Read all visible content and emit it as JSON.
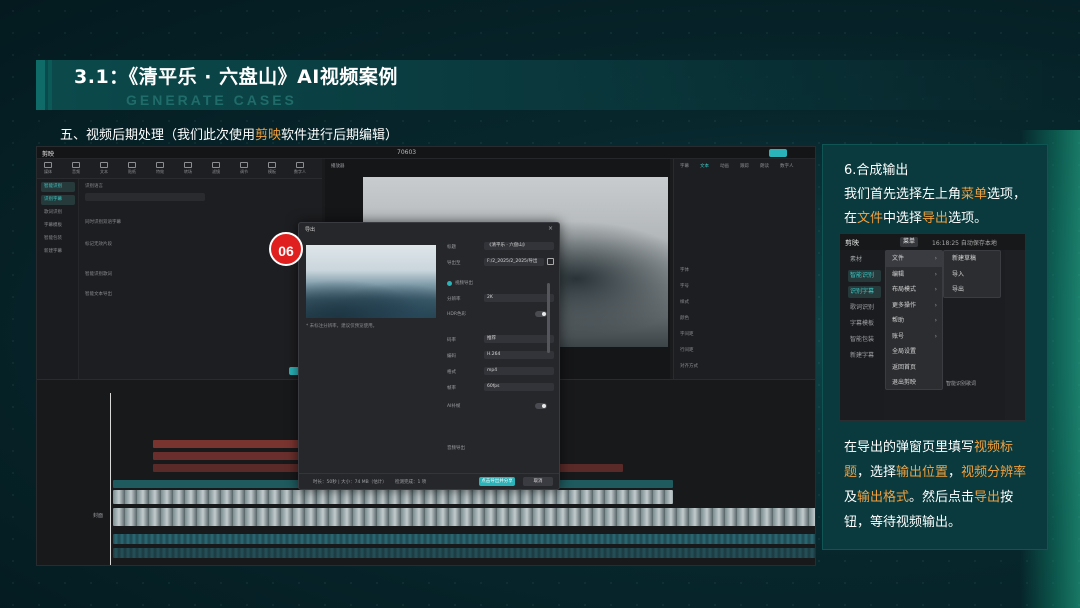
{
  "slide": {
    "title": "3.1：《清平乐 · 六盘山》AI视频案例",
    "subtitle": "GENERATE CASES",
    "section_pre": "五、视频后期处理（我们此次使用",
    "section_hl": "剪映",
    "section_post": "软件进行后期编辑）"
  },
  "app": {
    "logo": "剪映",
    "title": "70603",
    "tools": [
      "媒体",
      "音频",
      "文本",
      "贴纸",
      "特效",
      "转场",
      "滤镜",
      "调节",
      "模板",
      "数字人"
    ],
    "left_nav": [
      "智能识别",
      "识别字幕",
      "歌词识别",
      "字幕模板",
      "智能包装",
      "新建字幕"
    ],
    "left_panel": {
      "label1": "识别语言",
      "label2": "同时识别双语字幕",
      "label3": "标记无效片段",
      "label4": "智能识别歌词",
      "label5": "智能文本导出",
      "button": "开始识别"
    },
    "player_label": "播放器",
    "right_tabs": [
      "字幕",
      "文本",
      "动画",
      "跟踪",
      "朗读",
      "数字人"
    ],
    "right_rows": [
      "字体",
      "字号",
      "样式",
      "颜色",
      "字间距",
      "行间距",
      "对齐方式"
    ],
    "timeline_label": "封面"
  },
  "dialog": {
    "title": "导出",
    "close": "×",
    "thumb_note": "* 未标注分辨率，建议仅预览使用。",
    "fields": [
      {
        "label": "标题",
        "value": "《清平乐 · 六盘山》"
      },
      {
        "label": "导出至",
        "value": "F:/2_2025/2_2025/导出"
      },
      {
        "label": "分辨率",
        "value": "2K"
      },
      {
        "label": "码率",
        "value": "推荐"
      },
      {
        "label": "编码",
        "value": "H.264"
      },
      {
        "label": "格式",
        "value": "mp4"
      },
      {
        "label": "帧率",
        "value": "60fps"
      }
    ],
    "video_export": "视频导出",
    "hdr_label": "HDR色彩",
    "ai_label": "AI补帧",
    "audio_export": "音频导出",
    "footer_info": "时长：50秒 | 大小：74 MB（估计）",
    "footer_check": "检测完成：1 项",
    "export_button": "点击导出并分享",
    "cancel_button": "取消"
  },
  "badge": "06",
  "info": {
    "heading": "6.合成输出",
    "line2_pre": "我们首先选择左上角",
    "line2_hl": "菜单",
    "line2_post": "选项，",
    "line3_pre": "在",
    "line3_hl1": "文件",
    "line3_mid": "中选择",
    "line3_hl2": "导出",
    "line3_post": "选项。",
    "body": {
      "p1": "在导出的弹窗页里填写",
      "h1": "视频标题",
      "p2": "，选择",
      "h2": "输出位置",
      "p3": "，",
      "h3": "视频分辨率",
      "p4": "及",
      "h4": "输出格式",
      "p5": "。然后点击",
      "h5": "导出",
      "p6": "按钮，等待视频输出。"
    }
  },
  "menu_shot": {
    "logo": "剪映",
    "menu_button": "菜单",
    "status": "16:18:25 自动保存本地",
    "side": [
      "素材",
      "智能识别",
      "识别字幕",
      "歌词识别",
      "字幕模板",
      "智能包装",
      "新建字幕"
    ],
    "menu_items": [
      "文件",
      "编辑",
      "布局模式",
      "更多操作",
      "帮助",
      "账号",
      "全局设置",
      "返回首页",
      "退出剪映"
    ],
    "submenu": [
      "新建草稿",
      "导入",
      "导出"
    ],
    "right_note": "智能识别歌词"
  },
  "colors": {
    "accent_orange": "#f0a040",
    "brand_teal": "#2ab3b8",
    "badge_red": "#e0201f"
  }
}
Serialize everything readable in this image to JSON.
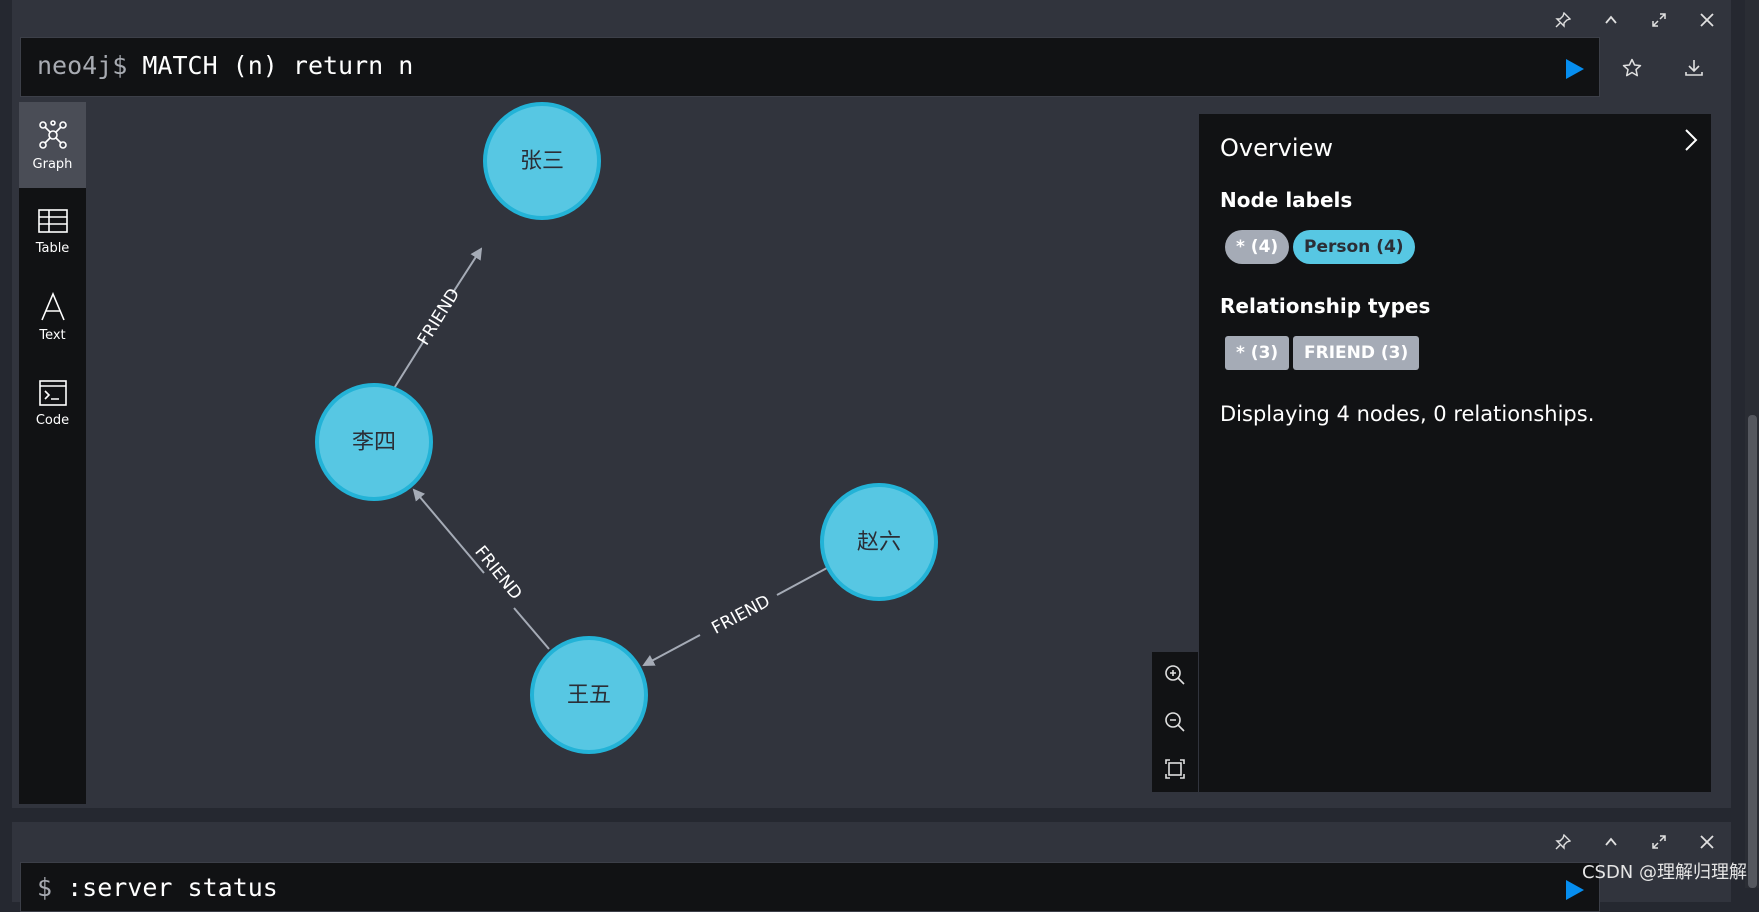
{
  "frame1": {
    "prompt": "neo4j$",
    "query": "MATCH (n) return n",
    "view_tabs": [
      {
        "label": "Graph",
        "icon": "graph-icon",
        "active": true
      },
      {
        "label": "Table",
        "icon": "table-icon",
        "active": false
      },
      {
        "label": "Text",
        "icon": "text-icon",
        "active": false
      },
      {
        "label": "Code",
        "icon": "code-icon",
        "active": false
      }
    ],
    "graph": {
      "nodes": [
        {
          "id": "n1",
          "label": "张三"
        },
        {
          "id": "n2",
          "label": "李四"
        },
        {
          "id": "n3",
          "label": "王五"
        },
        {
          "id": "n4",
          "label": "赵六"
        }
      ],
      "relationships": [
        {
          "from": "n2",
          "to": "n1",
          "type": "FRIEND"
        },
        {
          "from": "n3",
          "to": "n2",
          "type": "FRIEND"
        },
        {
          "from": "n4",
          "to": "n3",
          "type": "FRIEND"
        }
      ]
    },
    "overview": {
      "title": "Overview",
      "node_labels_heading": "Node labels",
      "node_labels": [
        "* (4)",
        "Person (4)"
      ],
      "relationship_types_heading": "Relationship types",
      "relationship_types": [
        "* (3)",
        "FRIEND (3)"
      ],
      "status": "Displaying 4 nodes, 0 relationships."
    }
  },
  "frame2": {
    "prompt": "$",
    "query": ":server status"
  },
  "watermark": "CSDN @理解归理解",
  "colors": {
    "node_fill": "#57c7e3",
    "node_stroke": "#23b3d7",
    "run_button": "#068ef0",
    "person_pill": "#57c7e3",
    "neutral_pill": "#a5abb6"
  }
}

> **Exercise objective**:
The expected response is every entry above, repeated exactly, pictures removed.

> **Solution below**:
Read all visible content and emit it as JSON.
{
  "slide": {
    "title": "3.1：《清平乐 · 六盘山》AI视频案例",
    "subtitle": "GENERATE CASES",
    "section_pre": "五、视频后期处理（我们此次使用",
    "section_hl": "剪映",
    "section_post": "软件进行后期编辑）"
  },
  "app": {
    "logo": "剪映",
    "title": "70603",
    "tools": [
      "媒体",
      "音频",
      "文本",
      "贴纸",
      "特效",
      "转场",
      "滤镜",
      "调节",
      "模板",
      "数字人"
    ],
    "left_nav": [
      "智能识别",
      "识别字幕",
      "歌词识别",
      "字幕模板",
      "智能包装",
      "新建字幕"
    ],
    "left_panel": {
      "label1": "识别语言",
      "label2": "同时识别双语字幕",
      "label3": "标记无效片段",
      "label4": "智能识别歌词",
      "label5": "智能文本导出",
      "button": "开始识别"
    },
    "player_label": "播放器",
    "right_tabs": [
      "字幕",
      "文本",
      "动画",
      "跟踪",
      "朗读",
      "数字人"
    ],
    "right_rows": [
      "字体",
      "字号",
      "样式",
      "颜色",
      "字间距",
      "行间距",
      "对齐方式"
    ],
    "timeline_label": "封面"
  },
  "dialog": {
    "title": "导出",
    "close": "×",
    "thumb_note": "* 未标注分辨率，建议仅预览使用。",
    "fields": [
      {
        "label": "标题",
        "value": "《清平乐 · 六盘山》"
      },
      {
        "label": "导出至",
        "value": "F:/2_2025/2_2025/导出"
      },
      {
        "label": "分辨率",
        "value": "2K"
      },
      {
        "label": "码率",
        "value": "推荐"
      },
      {
        "label": "编码",
        "value": "H.264"
      },
      {
        "label": "格式",
        "value": "mp4"
      },
      {
        "label": "帧率",
        "value": "60fps"
      }
    ],
    "video_export": "视频导出",
    "hdr_label": "HDR色彩",
    "ai_label": "AI补帧",
    "audio_export": "音频导出",
    "footer_info": "时长：50秒 | 大小：74 MB（估计）",
    "footer_check": "检测完成：1 项",
    "export_button": "点击导出并分享",
    "cancel_button": "取消"
  },
  "badge": "06",
  "info": {
    "heading": "6.合成输出",
    "line2_pre": "我们首先选择左上角",
    "line2_hl": "菜单",
    "line2_post": "选项，",
    "line3_pre": "在",
    "line3_hl1": "文件",
    "line3_mid": "中选择",
    "line3_hl2": "导出",
    "line3_post": "选项。",
    "body": {
      "p1": "在导出的弹窗页里填写",
      "h1": "视频标题",
      "p2": "，选择",
      "h2": "输出位置",
      "p3": "，",
      "h3": "视频分辨率",
      "p4": "及",
      "h4": "输出格式",
      "p5": "。然后点击",
      "h5": "导出",
      "p6": "按钮，等待视频输出。"
    }
  },
  "menu_shot": {
    "logo": "剪映",
    "menu_button": "菜单",
    "status": "16:18:25 自动保存本地",
    "side": [
      "素材",
      "智能识别",
      "识别字幕",
      "歌词识别",
      "字幕模板",
      "智能包装",
      "新建字幕"
    ],
    "menu_items": [
      "文件",
      "编辑",
      "布局模式",
      "更多操作",
      "帮助",
      "账号",
      "全局设置",
      "返回首页",
      "退出剪映"
    ],
    "submenu": [
      "新建草稿",
      "导入",
      "导出"
    ],
    "right_note": "智能识别歌词"
  },
  "colors": {
    "accent_orange": "#f0a040",
    "brand_teal": "#2ab3b8",
    "badge_red": "#e0201f"
  }
}
Serialize everything readable in this image to JSON.
{
  "frame1": {
    "prompt": "neo4j$",
    "query": "MATCH (n) return n",
    "view_tabs": [
      {
        "label": "Graph",
        "icon": "graph-icon",
        "active": true
      },
      {
        "label": "Table",
        "icon": "table-icon",
        "active": false
      },
      {
        "label": "Text",
        "icon": "text-icon",
        "active": false
      },
      {
        "label": "Code",
        "icon": "code-icon",
        "active": false
      }
    ],
    "graph": {
      "nodes": [
        {
          "id": "n1",
          "label": "张三"
        },
        {
          "id": "n2",
          "label": "李四"
        },
        {
          "id": "n3",
          "label": "王五"
        },
        {
          "id": "n4",
          "label": "赵六"
        }
      ],
      "relationships": [
        {
          "from": "n2",
          "to": "n1",
          "type": "FRIEND"
        },
        {
          "from": "n3",
          "to": "n2",
          "type": "FRIEND"
        },
        {
          "from": "n4",
          "to": "n3",
          "type": "FRIEND"
        }
      ]
    },
    "overview": {
      "title": "Overview",
      "node_labels_heading": "Node labels",
      "node_labels": [
        "* (4)",
        "Person (4)"
      ],
      "relationship_types_heading": "Relationship types",
      "relationship_types": [
        "* (3)",
        "FRIEND (3)"
      ],
      "status": "Displaying 4 nodes, 0 relationships."
    }
  },
  "frame2": {
    "prompt": "$",
    "query": ":server status"
  },
  "watermark": "CSDN @理解归理解",
  "colors": {
    "node_fill": "#57c7e3",
    "node_stroke": "#23b3d7",
    "run_button": "#068ef0",
    "person_pill": "#57c7e3",
    "neutral_pill": "#a5abb6"
  }
}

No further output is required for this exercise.